Prep football: Davie’s Mayfield tough on crime, defenses
By Mike London
GREENSBORO ó At 5-foot-11 and 230 pounds, Davie graduate James Mayfield is a tightly packed bundle of hustle and muscle.
Mayfield was rugged enough to score 8.4 points per game as a drastically undersized post man in the CPC ó one of the state’s best 4A basketball leagues
He brings that same competitive fire to the football field even though he only got one carry ó for 2 yards ó in the West’s 6-0 loss in Wednesday’s East-West All-Star Game at Jamieson Stadium.
Mayfield aspires to become a state trooper when his playing days end.
“I hate crime in the streets ó it’s disgusting,” Mayfield said. “I can see myself protecting people and the state.”
West head coach Scott Cloninger was looking for a few good men when the West roster was chosen. Mayfield got a glowing endorsement from Davie head coach Doug Illing.
“We talk to coaches in picking this team,” Cloninger said. “You want great athletes, but you worry about the egos. Mayfield is a guy from a winning program who knows how to win. He has no ego. Plays for the love of the game.”
Mayfield was a varsity linebacker/running back as a Davie sophomore, and that season ended with a 40-19 loss against Independence.
“The big eye-opener for me was when we played Independence in the third round of the playoffs that year,” Mayfield said. “I found out that night how hard I needed to work if I was going to play against the best.”
Mayfield became Davie’s primary back his junior season and enjoyed a monster year. West Rowan is always tough to run on, but Mayfield plowed the Falcons for 189 yards in 22 carries.
He rushed for a career-best 212 yards in a big win against rival West Forsyth and accounted for nine TDs in a three-week stretch against Page, West Forsyth and Mount Tabor.
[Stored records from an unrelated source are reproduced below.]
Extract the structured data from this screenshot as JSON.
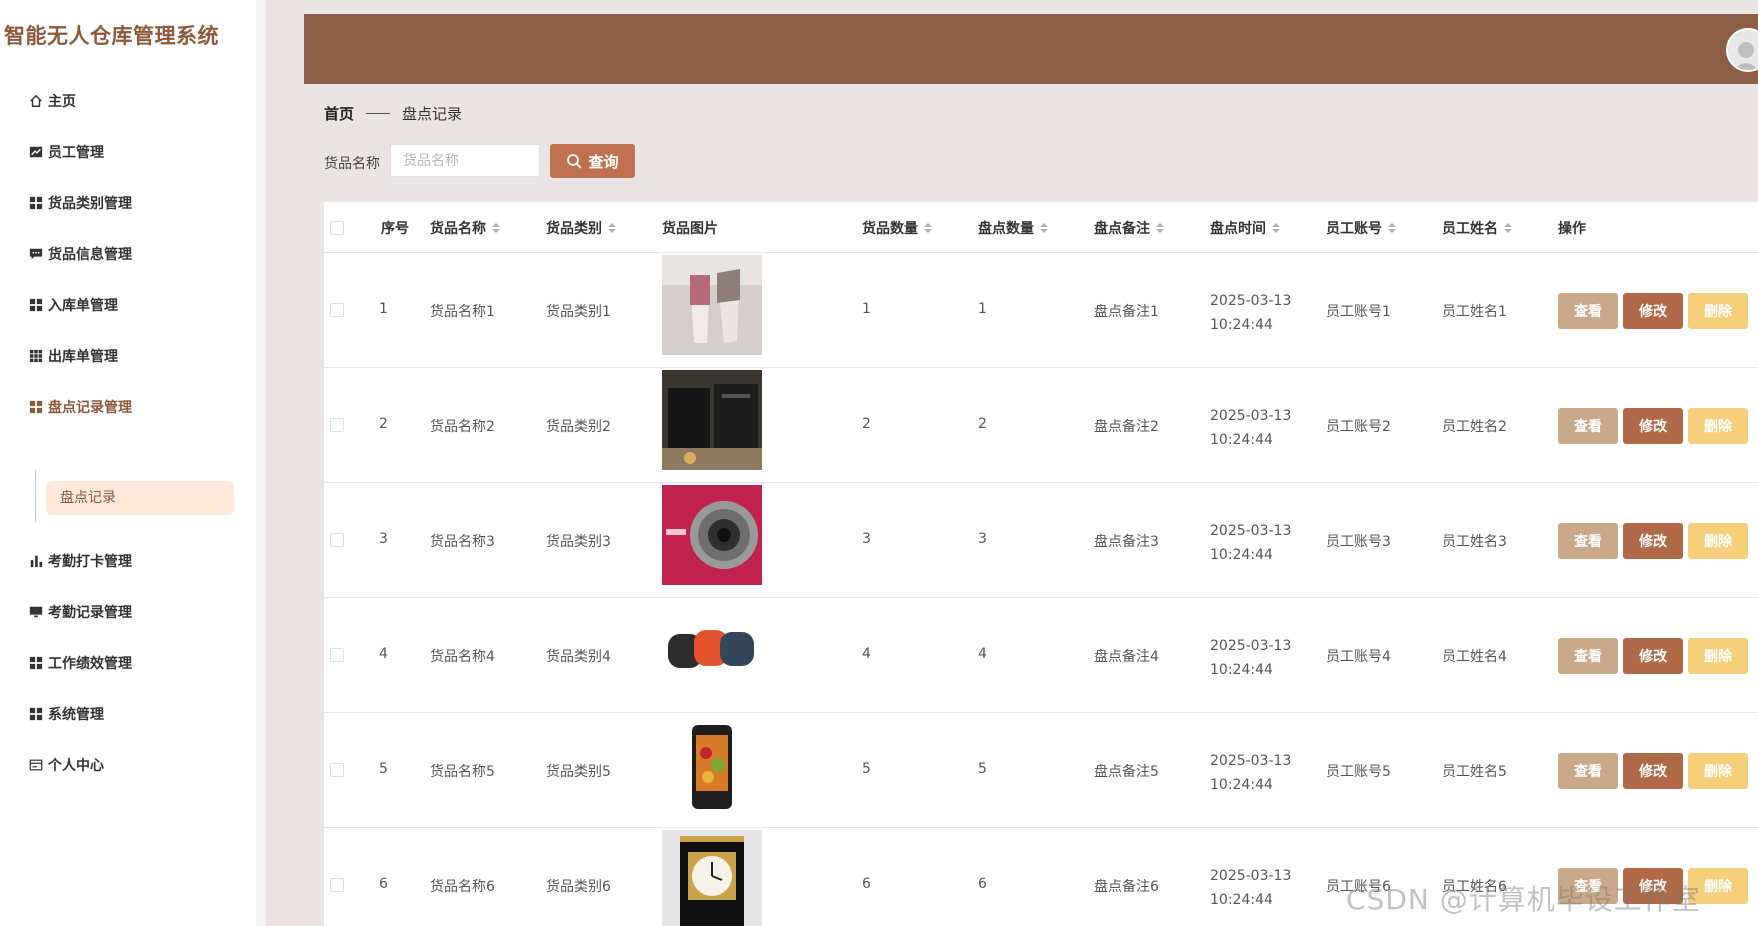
{
  "app": {
    "title": "智能无人仓库管理系统"
  },
  "sidebar": {
    "items": [
      {
        "label": "主页",
        "icon": "home-icon"
      },
      {
        "label": "员工管理",
        "icon": "chart-icon"
      },
      {
        "label": "货品类别管理",
        "icon": "grid-icon"
      },
      {
        "label": "货品信息管理",
        "icon": "comment-icon"
      },
      {
        "label": "入库单管理",
        "icon": "grid-icon"
      },
      {
        "label": "出库单管理",
        "icon": "grid-small-icon"
      },
      {
        "label": "盘点记录管理",
        "icon": "grid-icon"
      },
      {
        "label": "考勤打卡管理",
        "icon": "bar-chart-icon"
      },
      {
        "label": "考勤记录管理",
        "icon": "monitor-icon"
      },
      {
        "label": "工作绩效管理",
        "icon": "grid-icon"
      },
      {
        "label": "系统管理",
        "icon": "grid-icon"
      },
      {
        "label": "个人中心",
        "icon": "card-icon"
      }
    ],
    "submenu": {
      "label": "盘点记录"
    }
  },
  "breadcrumb": {
    "home": "首页",
    "current": "盘点记录"
  },
  "search": {
    "label": "货品名称",
    "placeholder": "货品名称",
    "button": "查询"
  },
  "table": {
    "headers": {
      "index": "序号",
      "name": "货品名称",
      "category": "货品类别",
      "image": "货品图片",
      "quantity": "货品数量",
      "counted": "盘点数量",
      "remark": "盘点备注",
      "time": "盘点时间",
      "account": "员工账号",
      "staff": "员工姓名",
      "actions": "操作"
    },
    "rows": [
      {
        "index": "1",
        "name": "货品名称1",
        "category": "货品类别1",
        "quantity": "1",
        "counted": "1",
        "remark": "盘点备注1",
        "time": "2025-03-13 10:24:44",
        "account": "员工账号1",
        "staff": "员工姓名1"
      },
      {
        "index": "2",
        "name": "货品名称2",
        "category": "货品类别2",
        "quantity": "2",
        "counted": "2",
        "remark": "盘点备注2",
        "time": "2025-03-13 10:24:44",
        "account": "员工账号2",
        "staff": "员工姓名2"
      },
      {
        "index": "3",
        "name": "货品名称3",
        "category": "货品类别3",
        "quantity": "3",
        "counted": "3",
        "remark": "盘点备注3",
        "time": "2025-03-13 10:24:44",
        "account": "员工账号3",
        "staff": "员工姓名3"
      },
      {
        "index": "4",
        "name": "货品名称4",
        "category": "货品类别4",
        "quantity": "4",
        "counted": "4",
        "remark": "盘点备注4",
        "time": "2025-03-13 10:24:44",
        "account": "员工账号4",
        "staff": "员工姓名4"
      },
      {
        "index": "5",
        "name": "货品名称5",
        "category": "货品类别5",
        "quantity": "5",
        "counted": "5",
        "remark": "盘点备注5",
        "time": "2025-03-13 10:24:44",
        "account": "员工账号5",
        "staff": "员工姓名5"
      },
      {
        "index": "6",
        "name": "货品名称6",
        "category": "货品类别6",
        "quantity": "6",
        "counted": "6",
        "remark": "盘点备注6",
        "time": "2025-03-13 10:24:44",
        "account": "员工账号6",
        "staff": "员工姓名6"
      }
    ],
    "actions": {
      "view": "查看",
      "edit": "修改",
      "delete": "删除"
    }
  },
  "watermark": "CSDN @计算机毕设工作室",
  "colors": {
    "brand": "#8b5a3c",
    "topbar": "#8b5e45",
    "search_button": "#c0714f",
    "view": "#c9a98a",
    "edit": "#b06a48",
    "delete": "#f5cf7a"
  }
}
“At first I missed linebacker because at linebacker I always could deliver the blow,” Mayfield said. “But then I realized I could also deliver that blow as a running back.”
Mayfield finished his junior year for the pass-oriented War Eagles with 244 carries for 1,476 yards and 18 touchdowns.
His senior season was less impressive, mostly because of a shoulder injury suffered against West Rowan in Davie’s second game. That setback cost him four games and limited him in others.
His senior memory was breaking a touchdown late in the fourth quarter of Davie’s improbable comeback from a 27-0 deficit to beat Page in overtime. For the season, he rushed 150 times for 796 yards and 10 TDs.
Mayfield had an offer on the table from Division I Akron before his senior season started, but he says that offer was withdrawn by the Zips after they landed a transfer from Ohio State.
Now Mayfield’s next stop is Coalinga, Calif., near Fresno, about 3,000 miles from his home in Cooleemee. He’s headed to West Hills Community College to major in criminal justice.
“One of the coaches at West Hills knows our area and called Coach Illing about me,” Mayfield explained. “It’s a long way to go, but it’s a free ride to play football and get an education.”
Mayfield pointed out that East All-Star Charles Crank, a former Richmond County offensive lineman, is headed to West Hills. The program, a traditional winner, has several more players from the Tar Heel State dotting its roster.
Mayfield leaves July 31 for California. He plans to start football practice on Aug. 2 and start fighting crime in 2014.